Activity
Among the entries below, how many lines hold "followed"? Reply with the number only.

*-*-*

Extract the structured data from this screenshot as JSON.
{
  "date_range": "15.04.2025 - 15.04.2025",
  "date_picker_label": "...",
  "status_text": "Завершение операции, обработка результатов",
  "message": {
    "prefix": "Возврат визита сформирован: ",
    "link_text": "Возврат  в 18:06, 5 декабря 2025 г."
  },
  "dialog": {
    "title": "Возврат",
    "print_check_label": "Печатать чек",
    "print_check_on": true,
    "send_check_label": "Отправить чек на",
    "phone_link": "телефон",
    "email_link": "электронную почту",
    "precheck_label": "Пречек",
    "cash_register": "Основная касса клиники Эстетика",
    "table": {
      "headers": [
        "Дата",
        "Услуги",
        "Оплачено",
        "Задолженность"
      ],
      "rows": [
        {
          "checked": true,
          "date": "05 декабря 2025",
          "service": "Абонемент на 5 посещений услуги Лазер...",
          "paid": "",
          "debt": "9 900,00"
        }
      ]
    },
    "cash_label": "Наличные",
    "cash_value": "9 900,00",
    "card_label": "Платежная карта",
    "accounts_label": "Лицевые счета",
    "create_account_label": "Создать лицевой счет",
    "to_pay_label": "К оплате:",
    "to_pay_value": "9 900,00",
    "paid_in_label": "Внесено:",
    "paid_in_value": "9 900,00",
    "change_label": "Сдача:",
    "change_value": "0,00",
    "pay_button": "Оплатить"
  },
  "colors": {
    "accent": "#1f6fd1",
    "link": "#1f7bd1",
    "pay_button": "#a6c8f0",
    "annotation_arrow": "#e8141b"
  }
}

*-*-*

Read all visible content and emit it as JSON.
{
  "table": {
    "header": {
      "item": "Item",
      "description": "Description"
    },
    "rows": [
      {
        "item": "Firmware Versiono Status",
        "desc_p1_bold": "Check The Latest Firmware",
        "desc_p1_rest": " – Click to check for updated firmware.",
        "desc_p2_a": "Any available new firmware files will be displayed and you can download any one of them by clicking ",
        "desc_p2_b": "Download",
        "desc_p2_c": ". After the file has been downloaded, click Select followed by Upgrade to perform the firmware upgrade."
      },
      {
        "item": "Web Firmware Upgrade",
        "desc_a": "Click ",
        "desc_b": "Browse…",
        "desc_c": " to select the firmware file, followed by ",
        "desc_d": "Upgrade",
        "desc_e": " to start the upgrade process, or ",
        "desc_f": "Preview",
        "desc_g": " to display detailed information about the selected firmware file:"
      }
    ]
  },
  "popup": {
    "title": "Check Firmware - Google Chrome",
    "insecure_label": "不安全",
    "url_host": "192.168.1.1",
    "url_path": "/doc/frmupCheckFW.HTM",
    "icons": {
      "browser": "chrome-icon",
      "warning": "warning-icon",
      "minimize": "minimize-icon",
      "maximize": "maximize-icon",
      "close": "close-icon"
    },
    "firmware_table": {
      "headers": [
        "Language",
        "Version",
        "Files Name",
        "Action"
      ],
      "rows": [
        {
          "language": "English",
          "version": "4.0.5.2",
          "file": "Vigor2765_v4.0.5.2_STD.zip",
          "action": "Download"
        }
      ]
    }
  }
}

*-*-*

Solution to the problem
2